Even if you don’t consider yourself a true creative, but “just” a content creator or Web writer, you can take your writing to the next level by thinking like an artist.
So today I want to share two lessons I typically share with budding writers: how you can develop two differentiating qualities that set you apart and make your content sparkle.
First, the foundation
It’s unfair, I know, but creatives have their own set of rules. They often get away with being a little flaky and unreliable, mostly because we love what they do.
But that flakiness can often work against them. They experience what Steven Pressfield calls “resistance,” which keeps them from finishing or even starting important projects.
Here’s the problem with that: You aren’t really an artist if you don’t release your work to the world.
True artists make things happen. Their visions become reality. That means they have to learn their craft to the point that it’s natural. Because ultimately, they need to forget about the details of grammar and word order so they can focus on their message.
As a writer, you have to constantly hone your ability to put words and sentences together to create logical flow—without drawing attention to your words.
And you have to refine your ability to write quickly, with passion, not fussing over every jot and tittle. (Write now; edit later.)
Yes, you want your creation to be good. But it’s better to share it with the world slightly imperfect than to wait until (perhaps never) it’s finally “good enough.”
After all, when it comes to creativity, what is “good enough”? Does anyone really know?
Quality #1: It has to mean something
The thing that differentiates artists from other professionals is that artists inject their work with a “little something extra.”
I’m not sure I knew how to verbalize this until my daughter was in art school. She would turn in a photorealistic painting, technically perfect, and the profs would want to know, “What does it mean?” or “What are you trying to say?”
I quickly realized that this was the thing that made my journey so challenging. As a budding artist, I spent all my energy perfecting my craft, when I should have been refining my message.
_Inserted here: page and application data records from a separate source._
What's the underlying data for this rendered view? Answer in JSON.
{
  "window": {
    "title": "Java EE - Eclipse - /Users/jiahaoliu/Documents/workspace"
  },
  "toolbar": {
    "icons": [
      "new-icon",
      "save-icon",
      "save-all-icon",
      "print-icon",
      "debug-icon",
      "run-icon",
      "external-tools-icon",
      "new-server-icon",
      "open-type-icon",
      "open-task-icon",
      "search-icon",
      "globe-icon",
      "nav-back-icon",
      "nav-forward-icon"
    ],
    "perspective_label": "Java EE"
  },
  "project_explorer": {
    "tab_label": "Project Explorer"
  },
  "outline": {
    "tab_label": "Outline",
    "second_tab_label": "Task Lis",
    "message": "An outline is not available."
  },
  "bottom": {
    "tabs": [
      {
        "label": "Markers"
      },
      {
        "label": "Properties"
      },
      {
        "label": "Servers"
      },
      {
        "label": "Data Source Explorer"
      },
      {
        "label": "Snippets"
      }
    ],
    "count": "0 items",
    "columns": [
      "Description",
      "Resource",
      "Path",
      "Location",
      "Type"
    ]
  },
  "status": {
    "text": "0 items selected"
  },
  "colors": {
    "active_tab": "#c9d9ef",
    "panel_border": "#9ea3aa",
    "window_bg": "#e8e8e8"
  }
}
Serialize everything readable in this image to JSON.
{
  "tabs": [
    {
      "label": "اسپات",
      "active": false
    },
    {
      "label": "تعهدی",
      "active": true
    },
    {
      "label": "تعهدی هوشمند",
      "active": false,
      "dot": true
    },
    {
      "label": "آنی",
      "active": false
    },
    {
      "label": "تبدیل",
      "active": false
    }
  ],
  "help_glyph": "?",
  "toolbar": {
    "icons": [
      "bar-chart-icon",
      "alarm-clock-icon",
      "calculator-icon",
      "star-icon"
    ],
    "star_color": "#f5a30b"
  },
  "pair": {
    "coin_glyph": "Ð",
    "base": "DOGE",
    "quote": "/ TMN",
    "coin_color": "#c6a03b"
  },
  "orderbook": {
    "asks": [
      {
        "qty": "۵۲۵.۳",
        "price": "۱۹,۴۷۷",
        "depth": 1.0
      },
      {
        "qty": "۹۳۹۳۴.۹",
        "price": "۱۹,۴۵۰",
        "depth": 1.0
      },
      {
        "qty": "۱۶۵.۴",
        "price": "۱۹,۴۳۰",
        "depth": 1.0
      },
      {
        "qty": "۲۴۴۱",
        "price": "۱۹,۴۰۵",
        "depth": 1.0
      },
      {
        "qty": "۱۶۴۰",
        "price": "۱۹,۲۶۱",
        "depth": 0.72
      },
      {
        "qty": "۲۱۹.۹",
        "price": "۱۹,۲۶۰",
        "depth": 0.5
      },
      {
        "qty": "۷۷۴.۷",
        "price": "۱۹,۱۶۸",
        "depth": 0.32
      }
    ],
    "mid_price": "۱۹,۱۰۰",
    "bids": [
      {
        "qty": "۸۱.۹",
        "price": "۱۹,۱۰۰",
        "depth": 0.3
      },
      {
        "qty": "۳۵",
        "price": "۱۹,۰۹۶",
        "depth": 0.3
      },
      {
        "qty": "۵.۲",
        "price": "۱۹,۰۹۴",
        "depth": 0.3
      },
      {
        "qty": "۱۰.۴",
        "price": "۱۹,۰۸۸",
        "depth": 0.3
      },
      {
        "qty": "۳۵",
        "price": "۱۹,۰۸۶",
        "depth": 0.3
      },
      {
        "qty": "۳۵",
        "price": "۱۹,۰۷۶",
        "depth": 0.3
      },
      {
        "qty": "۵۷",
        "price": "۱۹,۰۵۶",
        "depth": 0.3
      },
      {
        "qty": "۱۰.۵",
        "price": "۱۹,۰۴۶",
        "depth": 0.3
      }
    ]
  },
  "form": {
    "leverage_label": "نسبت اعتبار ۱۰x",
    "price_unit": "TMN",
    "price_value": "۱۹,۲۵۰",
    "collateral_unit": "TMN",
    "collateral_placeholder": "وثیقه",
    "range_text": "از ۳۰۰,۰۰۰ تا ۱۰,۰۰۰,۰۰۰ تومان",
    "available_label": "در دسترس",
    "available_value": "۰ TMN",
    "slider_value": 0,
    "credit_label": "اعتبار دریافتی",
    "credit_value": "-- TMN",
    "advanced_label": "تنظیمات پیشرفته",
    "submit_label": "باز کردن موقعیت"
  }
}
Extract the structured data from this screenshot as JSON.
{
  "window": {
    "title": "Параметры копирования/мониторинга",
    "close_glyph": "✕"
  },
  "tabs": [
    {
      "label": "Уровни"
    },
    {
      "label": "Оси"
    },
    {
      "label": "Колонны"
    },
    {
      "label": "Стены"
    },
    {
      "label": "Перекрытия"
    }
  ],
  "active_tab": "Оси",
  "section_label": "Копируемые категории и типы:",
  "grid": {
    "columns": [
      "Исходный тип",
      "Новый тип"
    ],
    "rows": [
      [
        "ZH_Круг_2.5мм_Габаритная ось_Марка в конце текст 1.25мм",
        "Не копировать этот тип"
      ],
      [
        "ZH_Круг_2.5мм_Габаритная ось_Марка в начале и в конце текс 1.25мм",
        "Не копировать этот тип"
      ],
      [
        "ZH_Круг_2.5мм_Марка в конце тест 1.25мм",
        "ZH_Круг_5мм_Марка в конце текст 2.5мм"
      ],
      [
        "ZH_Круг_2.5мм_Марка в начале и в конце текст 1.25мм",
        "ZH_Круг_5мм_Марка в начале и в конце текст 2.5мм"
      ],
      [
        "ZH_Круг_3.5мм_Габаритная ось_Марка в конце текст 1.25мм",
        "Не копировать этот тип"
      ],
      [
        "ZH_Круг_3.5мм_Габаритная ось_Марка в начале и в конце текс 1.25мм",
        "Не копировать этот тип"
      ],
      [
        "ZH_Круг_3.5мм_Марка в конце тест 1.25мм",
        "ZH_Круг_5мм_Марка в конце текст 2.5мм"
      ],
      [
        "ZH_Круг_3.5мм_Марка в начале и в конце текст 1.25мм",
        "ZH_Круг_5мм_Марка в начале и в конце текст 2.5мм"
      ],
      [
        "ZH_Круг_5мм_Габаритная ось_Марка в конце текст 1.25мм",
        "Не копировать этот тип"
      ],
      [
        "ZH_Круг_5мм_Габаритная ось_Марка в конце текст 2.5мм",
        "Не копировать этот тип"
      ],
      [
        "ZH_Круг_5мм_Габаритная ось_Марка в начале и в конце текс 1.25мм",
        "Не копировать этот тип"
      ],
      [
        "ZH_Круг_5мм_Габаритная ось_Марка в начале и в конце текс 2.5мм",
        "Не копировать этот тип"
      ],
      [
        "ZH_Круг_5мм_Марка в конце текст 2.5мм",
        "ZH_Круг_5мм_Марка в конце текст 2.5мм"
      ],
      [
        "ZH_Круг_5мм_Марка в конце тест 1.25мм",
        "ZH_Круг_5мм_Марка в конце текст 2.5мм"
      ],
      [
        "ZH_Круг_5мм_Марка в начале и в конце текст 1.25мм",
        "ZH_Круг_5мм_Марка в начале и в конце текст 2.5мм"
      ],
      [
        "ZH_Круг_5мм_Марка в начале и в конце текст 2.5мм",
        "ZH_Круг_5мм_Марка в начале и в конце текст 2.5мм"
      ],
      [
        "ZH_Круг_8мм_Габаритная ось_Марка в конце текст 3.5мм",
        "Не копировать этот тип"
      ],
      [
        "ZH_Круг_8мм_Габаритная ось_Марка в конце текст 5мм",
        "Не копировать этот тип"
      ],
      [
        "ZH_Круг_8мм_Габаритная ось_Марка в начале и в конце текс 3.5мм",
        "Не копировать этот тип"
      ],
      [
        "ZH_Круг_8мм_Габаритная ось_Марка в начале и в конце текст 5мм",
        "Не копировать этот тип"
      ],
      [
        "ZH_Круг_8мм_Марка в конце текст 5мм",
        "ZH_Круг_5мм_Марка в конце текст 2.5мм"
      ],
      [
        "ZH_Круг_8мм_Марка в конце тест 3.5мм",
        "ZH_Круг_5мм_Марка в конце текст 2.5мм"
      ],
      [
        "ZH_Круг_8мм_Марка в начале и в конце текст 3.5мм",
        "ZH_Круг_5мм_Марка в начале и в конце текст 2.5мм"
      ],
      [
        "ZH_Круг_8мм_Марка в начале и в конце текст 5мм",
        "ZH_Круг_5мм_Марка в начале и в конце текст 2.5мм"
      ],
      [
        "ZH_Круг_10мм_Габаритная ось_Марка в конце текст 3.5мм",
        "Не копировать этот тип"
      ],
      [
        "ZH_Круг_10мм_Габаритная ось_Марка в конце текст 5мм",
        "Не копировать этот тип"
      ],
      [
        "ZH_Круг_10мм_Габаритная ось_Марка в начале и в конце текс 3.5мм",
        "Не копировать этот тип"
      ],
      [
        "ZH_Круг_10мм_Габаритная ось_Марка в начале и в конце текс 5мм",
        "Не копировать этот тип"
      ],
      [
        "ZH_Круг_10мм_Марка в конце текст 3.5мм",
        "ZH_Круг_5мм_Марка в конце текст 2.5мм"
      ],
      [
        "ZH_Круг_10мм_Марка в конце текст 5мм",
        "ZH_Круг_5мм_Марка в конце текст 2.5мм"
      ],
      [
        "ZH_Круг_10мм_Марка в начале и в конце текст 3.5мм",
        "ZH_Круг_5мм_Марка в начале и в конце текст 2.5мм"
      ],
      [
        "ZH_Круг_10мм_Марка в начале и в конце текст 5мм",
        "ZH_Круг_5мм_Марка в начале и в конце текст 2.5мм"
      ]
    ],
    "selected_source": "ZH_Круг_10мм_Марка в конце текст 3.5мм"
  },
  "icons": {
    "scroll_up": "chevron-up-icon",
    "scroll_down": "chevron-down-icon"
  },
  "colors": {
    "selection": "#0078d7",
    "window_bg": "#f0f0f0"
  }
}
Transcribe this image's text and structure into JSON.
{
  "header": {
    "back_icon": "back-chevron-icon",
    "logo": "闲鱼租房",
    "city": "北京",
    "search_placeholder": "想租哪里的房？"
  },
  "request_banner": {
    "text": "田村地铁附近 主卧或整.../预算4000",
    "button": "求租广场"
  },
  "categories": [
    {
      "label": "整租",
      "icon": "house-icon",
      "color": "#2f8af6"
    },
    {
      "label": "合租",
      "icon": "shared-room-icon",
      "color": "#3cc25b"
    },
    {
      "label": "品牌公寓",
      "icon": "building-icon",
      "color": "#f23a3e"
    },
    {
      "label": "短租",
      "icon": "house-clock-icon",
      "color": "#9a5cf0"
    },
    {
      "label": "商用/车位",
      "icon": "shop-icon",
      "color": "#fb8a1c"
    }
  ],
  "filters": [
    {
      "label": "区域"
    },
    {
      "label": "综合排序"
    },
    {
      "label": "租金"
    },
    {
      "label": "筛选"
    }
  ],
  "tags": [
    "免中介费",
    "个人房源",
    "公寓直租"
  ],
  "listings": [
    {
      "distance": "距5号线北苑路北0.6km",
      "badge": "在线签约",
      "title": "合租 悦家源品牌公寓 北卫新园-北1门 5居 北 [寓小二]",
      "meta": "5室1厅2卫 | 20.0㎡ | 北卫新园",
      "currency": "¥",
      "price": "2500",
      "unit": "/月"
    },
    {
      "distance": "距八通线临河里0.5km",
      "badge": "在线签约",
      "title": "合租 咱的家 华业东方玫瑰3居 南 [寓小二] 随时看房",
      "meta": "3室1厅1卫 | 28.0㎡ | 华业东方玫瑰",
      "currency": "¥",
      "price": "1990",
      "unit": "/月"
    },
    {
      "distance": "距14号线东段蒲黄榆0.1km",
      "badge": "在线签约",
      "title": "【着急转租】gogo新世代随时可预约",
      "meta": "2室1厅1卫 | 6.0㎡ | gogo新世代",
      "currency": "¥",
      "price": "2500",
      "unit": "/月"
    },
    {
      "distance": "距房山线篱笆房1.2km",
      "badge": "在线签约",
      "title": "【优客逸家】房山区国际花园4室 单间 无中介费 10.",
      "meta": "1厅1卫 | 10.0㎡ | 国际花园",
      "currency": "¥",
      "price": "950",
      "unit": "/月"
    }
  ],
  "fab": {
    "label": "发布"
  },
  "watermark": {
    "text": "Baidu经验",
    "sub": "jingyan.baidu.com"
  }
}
That’s something you want to think through too. Because it’s a critical part of the creative process. You have to have a core message, something you want to say to the world.
All that technical ability isn’t worth anything unless it expresses an idea. Call it branding if you like, but it’s the underlying message that supports everything else you say.
Quality #2: It has to be unique
While I admire Hemmingway, Austin and Shakespeare, I don’t want to write like them. I don’t even want to write like Demian Farnsworth, though I adore his style.
Artists don’t copy. They have their own voice and style and peculiar way of expressing themselves.
Who do you write like? Like you, of course. And yes, it can take a while to refine your voice, but unless you’re true to your craft, cranking out articles and Web pages, and putting them out there for the world to judge enjoy, you’ll never find your unique way of expressing yourself.
Remember, your unique voice is the very thing that makes you great. Case in point: It’s easy to recognize a Shakespearian quote because we’re all familiar with his unique style.
How do you find your message/uniqueness?
Well, certainly not by putting off the work of creating. A core message or unique voice has never magically appeared to anyone.
You’ve probably heard that it takes 10,000 hours of practice to be good at anything. I think there’s some truth to that.
So my first suggestion is to start.
Don’t put off starting a project because you don’t know what you’re doing yet. You’ll figure out what you’re doing after you see it.
As Mark Twain once said, “The time to begin writing an article is when you have finished it to your satisfaction. By that time you begin to clearly and logically perceive what it is you really want to say.”
A few other suggestions:
Look at your passions. What are the issues that make you hot under the collar or get you talking nonstop? Somewhere, buried inside, you’ll find your core message.
Look at the projects that have given you the most satisfaction. What do you like about them? What do they say to you? Can you phrase that as a core message?
Honestly, objectively compare your work to other people’s in your niche (the pros and the up-and-comers). What do you do that’s different? Don’t judge it or assume it’s bad. It might be the thing that adds sparkle to your work.
And finally, what comes easily to you? You’re probably inclined to discount it as something that isn’t valuable because it’s so easy. But before you discount it, evaluate whether other people are able to do it.
If not, see if you can develop it into a differentiator. Build on it. Own it as your own personal style. Then…
Let your inner artist shine
Even if writing is a job and a drudge and not an artistic endeavor, you need to find your core message and unique voice.
They’ll make your blog posts more interesting. They strengthen your brand. And ultimately, they’ll make your writing worth reading.
So think like an artist. Look for the “thing” that sets you apart, and then share it below. I’d love to hear what it is.
Image credit: HaPe_Gera